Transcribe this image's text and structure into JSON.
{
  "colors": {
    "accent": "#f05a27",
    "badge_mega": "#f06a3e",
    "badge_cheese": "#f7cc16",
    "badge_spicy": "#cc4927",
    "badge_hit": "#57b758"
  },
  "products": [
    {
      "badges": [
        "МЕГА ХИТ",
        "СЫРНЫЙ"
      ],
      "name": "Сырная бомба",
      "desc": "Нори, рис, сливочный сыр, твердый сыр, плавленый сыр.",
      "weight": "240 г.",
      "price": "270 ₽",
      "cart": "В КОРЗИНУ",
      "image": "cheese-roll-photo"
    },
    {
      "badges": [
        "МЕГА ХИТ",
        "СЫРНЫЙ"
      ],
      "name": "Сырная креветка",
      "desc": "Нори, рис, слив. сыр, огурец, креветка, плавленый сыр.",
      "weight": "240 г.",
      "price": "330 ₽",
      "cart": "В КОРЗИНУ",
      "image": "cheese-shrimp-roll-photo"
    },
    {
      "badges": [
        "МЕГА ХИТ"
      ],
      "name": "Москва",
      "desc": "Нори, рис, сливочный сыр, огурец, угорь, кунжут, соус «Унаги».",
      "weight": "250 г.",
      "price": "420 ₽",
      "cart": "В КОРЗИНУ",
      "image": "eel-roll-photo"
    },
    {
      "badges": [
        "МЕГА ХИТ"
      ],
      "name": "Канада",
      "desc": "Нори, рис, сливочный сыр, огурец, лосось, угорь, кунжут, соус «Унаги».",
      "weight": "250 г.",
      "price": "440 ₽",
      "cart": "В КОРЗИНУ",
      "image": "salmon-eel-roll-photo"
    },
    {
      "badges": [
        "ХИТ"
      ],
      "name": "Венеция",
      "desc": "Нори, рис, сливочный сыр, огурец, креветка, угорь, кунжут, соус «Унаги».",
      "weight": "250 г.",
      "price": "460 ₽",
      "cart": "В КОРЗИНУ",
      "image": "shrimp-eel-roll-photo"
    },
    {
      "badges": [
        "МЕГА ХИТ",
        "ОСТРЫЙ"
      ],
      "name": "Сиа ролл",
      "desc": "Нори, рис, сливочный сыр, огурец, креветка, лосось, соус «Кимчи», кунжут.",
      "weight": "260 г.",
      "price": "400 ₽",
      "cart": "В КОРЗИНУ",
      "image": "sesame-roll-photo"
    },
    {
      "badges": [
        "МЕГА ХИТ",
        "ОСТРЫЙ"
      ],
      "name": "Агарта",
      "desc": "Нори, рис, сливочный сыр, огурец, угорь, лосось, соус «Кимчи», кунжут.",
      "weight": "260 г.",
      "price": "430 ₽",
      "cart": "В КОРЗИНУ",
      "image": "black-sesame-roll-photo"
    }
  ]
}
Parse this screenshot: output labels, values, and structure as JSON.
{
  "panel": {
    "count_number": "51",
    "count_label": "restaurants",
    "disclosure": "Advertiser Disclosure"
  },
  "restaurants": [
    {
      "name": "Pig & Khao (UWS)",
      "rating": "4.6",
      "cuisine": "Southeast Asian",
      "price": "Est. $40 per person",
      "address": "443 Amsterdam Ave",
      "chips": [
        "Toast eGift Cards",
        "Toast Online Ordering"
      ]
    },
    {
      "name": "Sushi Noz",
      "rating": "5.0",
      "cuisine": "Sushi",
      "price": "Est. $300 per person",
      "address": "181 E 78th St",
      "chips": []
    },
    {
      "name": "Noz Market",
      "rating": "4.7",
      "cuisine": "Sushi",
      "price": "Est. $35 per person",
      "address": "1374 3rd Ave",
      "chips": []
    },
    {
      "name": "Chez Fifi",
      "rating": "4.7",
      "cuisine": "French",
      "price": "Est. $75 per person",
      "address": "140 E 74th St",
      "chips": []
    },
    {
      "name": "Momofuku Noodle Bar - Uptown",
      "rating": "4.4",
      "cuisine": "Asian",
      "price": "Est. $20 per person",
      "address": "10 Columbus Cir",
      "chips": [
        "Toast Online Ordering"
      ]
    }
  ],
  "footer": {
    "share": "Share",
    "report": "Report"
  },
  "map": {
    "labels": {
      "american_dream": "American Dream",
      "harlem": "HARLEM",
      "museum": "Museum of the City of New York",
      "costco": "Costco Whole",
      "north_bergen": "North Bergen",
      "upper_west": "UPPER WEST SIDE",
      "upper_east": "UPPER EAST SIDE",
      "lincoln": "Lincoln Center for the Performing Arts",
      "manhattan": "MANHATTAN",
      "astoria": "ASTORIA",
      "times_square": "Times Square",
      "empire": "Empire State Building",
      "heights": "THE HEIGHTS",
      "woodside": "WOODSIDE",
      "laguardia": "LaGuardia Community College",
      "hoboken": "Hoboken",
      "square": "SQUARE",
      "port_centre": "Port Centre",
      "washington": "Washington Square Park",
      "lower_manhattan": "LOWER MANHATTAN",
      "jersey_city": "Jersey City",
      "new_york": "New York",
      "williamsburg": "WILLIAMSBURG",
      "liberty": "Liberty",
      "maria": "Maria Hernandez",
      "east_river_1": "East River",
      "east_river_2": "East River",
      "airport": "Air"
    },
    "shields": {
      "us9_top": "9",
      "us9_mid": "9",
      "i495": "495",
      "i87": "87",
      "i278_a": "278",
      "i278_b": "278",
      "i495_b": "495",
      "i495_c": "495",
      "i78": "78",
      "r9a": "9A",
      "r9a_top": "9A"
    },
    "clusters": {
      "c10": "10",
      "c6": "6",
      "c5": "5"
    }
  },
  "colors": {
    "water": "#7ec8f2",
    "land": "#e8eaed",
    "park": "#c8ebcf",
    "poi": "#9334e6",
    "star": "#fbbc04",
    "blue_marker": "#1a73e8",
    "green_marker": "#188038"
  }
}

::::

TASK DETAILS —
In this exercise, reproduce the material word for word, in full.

WRITTEN SOLUTION —
Transcribe this image's text and structure into JSON.
{
  "colors": {
    "accent": "#f05a27",
    "badge_mega": "#f06a3e",
    "badge_cheese": "#f7cc16",
    "badge_spicy": "#cc4927",
    "badge_hit": "#57b758"
  },
  "products": [
    {
      "badges": [
        "МЕГА ХИТ",
        "СЫРНЫЙ"
      ],
      "name": "Сырная бомба",
      "desc": "Нори, рис, сливочный сыр, твердый сыр, плавленый сыр.",
      "weight": "240 г.",
      "price": "270 ₽",
      "cart": "В КОРЗИНУ",
      "image": "cheese-roll-photo"
    },
    {
      "badges": [
        "МЕГА ХИТ",
        "СЫРНЫЙ"
      ],
      "name": "Сырная креветка",
      "desc": "Нори, рис, слив. сыр, огурец, креветка, плавленый сыр.",
      "weight": "240 г.",
      "price": "330 ₽",
      "cart": "В КОРЗИНУ",
      "image": "cheese-shrimp-roll-photo"
    },
    {
      "badges": [
        "МЕГА ХИТ"
      ],
      "name": "Москва",
      "desc": "Нори, рис, сливочный сыр, огурец, угорь, кунжут, соус «Унаги».",
      "weight": "250 г.",
      "price": "420 ₽",
      "cart": "В КОРЗИНУ",
      "image": "eel-roll-photo"
    },
    {
      "badges": [
        "МЕГА ХИТ"
      ],
      "name": "Канада",
      "desc": "Нори, рис, сливочный сыр, огурец, лосось, угорь, кунжут, соус «Унаги».",
      "weight": "250 г.",
      "price": "440 ₽",
      "cart": "В КОРЗИНУ",
      "image": "salmon-eel-roll-photo"
    },
    {
      "badges": [
        "ХИТ"
      ],
      "name": "Венеция",
      "desc": "Нори, рис, сливочный сыр, огурец, креветка, угорь, кунжут, соус «Унаги».",
      "weight": "250 г.",
      "price": "460 ₽",
      "cart": "В КОРЗИНУ",
      "image": "shrimp-eel-roll-photo"
    },
    {
      "badges": [
        "МЕГА ХИТ",
        "ОСТРЫЙ"
      ],
      "name": "Сиа ролл",
      "desc": "Нори, рис, сливочный сыр, огурец, креветка, лосось, соус «Кимчи», кунжут.",
      "weight": "260 г.",
      "price": "400 ₽",
      "cart": "В КОРЗИНУ",
      "image": "sesame-roll-photo"
    },
    {
      "badges": [
        "МЕГА ХИТ",
        "ОСТРЫЙ"
      ],
      "name": "Агарта",
      "desc": "Нори, рис, сливочный сыр, огурец, угорь, лосось, соус «Кимчи», кунжут.",
      "weight": "260 г.",
      "price": "430 ₽",
      "cart": "В КОРЗИНУ",
      "image": "black-sesame-roll-photo"
    }
  ]
}
Parse this screenshot: output labels, values, and structure as JSON.
{
  "panel": {
    "count_number": "51",
    "count_label": "restaurants",
    "disclosure": "Advertiser Disclosure"
  },
  "restaurants": [
    {
      "name": "Pig & Khao (UWS)",
      "rating": "4.6",
      "cuisine": "Southeast Asian",
      "price": "Est. $40 per person",
      "address": "443 Amsterdam Ave",
      "chips": [
        "Toast eGift Cards",
        "Toast Online Ordering"
      ]
    },
    {
      "name": "Sushi Noz",
      "rating": "5.0",
      "cuisine": "Sushi",
      "price": "Est. $300 per person",
      "address": "181 E 78th St",
      "chips": []
    },
    {
      "name": "Noz Market",
      "rating": "4.7",
      "cuisine": "Sushi",
      "price": "Est. $35 per person",
      "address": "1374 3rd Ave",
      "chips": []
    },
    {
      "name": "Chez Fifi",
      "rating": "4.7",
      "cuisine": "French",
      "price": "Est. $75 per person",
      "address": "140 E 74th St",
      "chips": []
    },
    {
      "name": "Momofuku Noodle Bar - Uptown",
      "rating": "4.4",
      "cuisine": "Asian",
      "price": "Est. $20 per person",
      "address": "10 Columbus Cir",
      "chips": [
        "Toast Online Ordering"
      ]
    }
  ],
  "footer": {
    "share": "Share",
    "report": "Report"
  },
  "map": {
    "labels": {
      "american_dream": "American Dream",
      "harlem": "HARLEM",
      "museum": "Museum of the City of New York",
      "costco": "Costco Whole",
      "north_bergen": "North Bergen",
      "upper_west": "UPPER WEST SIDE",
      "upper_east": "UPPER EAST SIDE",
      "lincoln": "Lincoln Center for the Performing Arts",
      "manhattan": "MANHATTAN",
      "astoria": "ASTORIA",
      "times_square": "Times Square",
      "empire": "Empire State Building",
      "heights": "THE HEIGHTS",
      "woodside": "WOODSIDE",
      "laguardia": "LaGuardia Community College",
      "hoboken": "Hoboken",
      "square": "SQUARE",
      "port_centre": "Port Centre",
      "washington": "Washington Square Park",
      "lower_manhattan": "LOWER MANHATTAN",
      "jersey_city": "Jersey City",
      "new_york": "New York",
      "williamsburg": "WILLIAMSBURG",
      "liberty": "Liberty",
      "maria": "Maria Hernandez",
      "east_river_1": "East River",
      "east_river_2": "East River",
      "airport": "Air"
    },
    "shields": {
      "us9_top": "9",
      "us9_mid": "9",
      "i495": "495",
      "i87": "87",
      "i278_a": "278",
      "i278_b": "278",
      "i495_b": "495",
      "i495_c": "495",
      "i78": "78",
      "r9a": "9A",
      "r9a_top": "9A"
    },
    "clusters": {
      "c10": "10",
      "c6": "6",
      "c5": "5"
    }
  },
  "colors": {
    "water": "#7ec8f2",
    "land": "#e8eaed",
    "park": "#c8ebcf",
    "poi": "#9334e6",
    "star": "#fbbc04",
    "blue_marker": "#1a73e8",
    "green_marker": "#188038"
  }
}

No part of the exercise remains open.